**REQUIRED ACTION**.
What lines in the material hold the string "icon"? Return every one of them.

**RECORDS TO USE**.
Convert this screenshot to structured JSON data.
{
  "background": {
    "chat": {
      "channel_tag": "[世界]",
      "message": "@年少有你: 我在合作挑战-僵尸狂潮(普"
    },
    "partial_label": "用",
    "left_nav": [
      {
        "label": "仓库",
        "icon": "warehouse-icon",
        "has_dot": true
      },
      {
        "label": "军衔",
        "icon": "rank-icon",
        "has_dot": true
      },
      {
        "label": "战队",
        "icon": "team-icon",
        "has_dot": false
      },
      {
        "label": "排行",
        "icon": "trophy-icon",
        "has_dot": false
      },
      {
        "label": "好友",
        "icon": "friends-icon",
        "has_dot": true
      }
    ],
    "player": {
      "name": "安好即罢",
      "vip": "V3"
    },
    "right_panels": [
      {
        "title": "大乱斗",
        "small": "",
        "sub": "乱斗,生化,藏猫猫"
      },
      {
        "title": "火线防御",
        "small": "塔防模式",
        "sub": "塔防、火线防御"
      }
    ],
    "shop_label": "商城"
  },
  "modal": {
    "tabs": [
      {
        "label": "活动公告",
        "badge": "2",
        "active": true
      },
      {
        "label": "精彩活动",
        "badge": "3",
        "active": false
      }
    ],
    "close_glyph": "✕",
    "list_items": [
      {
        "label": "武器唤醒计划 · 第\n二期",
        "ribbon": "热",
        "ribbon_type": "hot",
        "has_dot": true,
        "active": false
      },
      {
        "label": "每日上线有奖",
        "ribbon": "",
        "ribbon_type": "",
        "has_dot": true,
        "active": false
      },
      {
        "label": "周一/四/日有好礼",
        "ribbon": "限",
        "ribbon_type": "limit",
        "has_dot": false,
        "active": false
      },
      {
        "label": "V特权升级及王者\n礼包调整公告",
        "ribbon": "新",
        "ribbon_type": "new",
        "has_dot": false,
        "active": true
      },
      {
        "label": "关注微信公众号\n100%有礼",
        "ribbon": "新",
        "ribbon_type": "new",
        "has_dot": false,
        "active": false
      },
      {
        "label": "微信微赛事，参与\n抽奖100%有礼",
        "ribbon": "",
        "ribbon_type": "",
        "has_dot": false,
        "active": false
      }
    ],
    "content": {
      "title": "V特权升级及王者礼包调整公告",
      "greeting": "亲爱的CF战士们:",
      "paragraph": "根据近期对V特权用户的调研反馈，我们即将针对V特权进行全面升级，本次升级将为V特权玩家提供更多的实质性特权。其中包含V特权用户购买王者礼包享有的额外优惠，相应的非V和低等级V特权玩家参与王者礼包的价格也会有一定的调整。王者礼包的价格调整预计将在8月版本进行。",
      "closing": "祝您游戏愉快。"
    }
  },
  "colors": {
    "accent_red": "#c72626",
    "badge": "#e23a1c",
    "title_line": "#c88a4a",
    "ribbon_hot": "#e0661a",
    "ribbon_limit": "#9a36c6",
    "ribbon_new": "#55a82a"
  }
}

**TASK SOLUTION**.
        "icon": "warehouse-icon",
        "icon": "rank-icon",
        "icon": "team-icon",
        "icon": "trophy-icon",
        "icon": "friends-icon",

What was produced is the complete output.